##### RECORDS PROVIDED

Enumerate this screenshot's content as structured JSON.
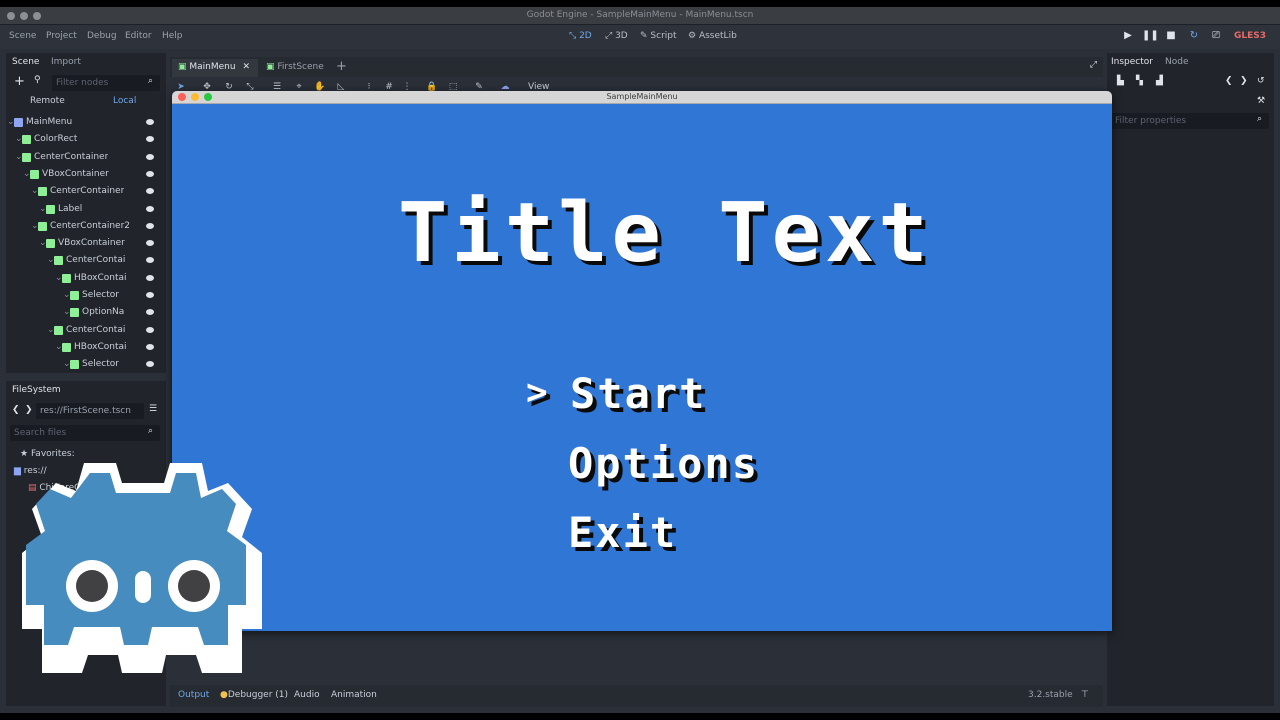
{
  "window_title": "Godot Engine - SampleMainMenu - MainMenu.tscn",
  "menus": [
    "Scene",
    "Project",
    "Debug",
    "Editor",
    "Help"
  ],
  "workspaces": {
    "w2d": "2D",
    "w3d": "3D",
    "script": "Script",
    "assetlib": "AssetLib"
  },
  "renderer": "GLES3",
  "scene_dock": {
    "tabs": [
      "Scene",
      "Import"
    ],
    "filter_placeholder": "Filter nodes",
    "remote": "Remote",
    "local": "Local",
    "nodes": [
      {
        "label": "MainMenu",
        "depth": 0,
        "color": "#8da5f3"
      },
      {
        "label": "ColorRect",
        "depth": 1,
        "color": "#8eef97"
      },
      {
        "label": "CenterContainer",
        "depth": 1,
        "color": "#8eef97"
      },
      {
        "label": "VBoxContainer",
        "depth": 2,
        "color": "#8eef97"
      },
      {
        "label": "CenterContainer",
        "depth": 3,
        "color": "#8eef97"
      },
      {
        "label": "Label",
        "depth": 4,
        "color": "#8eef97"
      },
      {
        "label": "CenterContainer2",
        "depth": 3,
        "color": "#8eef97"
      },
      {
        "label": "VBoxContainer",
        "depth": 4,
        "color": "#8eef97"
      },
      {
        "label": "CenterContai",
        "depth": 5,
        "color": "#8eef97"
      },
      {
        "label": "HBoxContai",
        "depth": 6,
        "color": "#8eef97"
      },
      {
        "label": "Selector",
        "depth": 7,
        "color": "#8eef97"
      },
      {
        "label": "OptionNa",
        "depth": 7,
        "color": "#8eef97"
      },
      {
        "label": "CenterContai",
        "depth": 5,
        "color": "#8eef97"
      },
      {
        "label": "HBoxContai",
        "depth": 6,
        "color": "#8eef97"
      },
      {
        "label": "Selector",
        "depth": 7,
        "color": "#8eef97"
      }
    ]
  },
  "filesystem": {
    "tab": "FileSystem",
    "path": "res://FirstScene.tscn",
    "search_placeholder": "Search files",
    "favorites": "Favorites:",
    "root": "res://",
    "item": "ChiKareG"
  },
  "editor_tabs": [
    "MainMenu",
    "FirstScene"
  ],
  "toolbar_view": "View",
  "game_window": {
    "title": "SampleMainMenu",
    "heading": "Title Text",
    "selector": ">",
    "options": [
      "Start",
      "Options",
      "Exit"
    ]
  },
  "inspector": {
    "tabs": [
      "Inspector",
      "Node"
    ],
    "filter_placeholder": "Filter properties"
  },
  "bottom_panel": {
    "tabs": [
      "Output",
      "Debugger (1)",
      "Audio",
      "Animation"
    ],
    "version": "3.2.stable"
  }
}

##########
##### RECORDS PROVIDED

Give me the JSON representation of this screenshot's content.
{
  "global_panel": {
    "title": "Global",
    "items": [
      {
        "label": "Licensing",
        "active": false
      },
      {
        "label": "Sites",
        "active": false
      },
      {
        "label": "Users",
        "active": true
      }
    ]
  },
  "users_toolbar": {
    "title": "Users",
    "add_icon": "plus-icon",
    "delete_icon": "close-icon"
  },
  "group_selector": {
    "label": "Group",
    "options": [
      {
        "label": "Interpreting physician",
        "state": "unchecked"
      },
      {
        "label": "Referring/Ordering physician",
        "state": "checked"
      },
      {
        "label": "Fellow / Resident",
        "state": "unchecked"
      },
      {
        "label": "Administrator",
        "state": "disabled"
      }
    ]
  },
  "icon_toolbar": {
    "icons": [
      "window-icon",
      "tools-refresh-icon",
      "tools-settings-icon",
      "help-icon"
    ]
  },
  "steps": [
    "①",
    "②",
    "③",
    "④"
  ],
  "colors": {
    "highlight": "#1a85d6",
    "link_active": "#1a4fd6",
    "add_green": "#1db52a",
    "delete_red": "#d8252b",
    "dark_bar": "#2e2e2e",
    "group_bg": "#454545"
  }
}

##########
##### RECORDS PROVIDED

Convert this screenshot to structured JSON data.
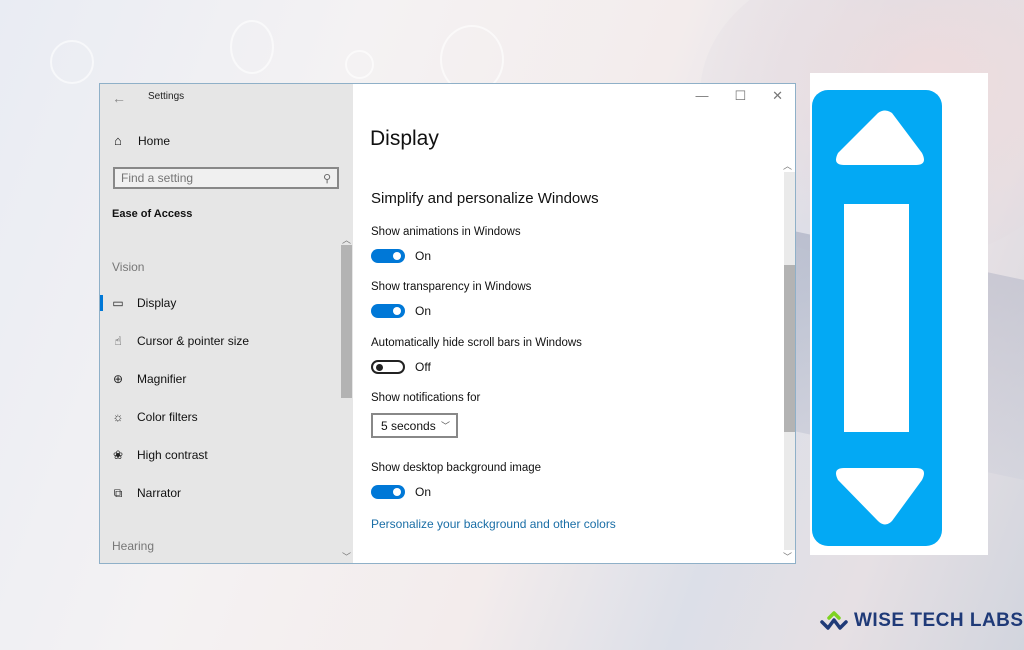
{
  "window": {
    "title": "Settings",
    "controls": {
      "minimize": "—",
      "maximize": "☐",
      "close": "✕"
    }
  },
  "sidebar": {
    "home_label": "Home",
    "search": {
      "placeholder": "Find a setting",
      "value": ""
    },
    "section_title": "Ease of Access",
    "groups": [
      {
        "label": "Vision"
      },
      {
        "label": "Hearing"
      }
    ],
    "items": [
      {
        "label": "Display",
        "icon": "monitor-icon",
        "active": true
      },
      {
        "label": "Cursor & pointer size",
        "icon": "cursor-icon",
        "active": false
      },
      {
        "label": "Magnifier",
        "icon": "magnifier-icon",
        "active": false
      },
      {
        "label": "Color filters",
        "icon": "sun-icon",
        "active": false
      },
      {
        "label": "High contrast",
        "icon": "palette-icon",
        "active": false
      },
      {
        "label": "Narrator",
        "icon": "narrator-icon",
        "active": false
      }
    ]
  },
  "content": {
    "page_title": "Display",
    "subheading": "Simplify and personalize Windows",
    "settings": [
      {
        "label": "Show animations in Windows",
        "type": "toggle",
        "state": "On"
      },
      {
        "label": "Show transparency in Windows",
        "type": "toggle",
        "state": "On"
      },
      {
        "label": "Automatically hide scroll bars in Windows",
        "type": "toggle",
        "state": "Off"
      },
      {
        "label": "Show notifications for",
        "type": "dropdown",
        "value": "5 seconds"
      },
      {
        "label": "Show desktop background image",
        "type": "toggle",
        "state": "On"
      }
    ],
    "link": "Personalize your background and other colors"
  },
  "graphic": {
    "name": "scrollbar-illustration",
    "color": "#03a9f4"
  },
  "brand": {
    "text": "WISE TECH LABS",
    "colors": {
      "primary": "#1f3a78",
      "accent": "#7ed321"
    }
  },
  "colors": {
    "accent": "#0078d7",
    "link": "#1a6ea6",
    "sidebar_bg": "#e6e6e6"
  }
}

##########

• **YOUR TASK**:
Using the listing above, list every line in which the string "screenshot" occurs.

• **RESULT FOR THIS EXERCISE**:
Enumerate this screenshot's content as structured JSON.
Give me the JSON representation of this screenshot's content.
Convert this screenshot to structured JSON data.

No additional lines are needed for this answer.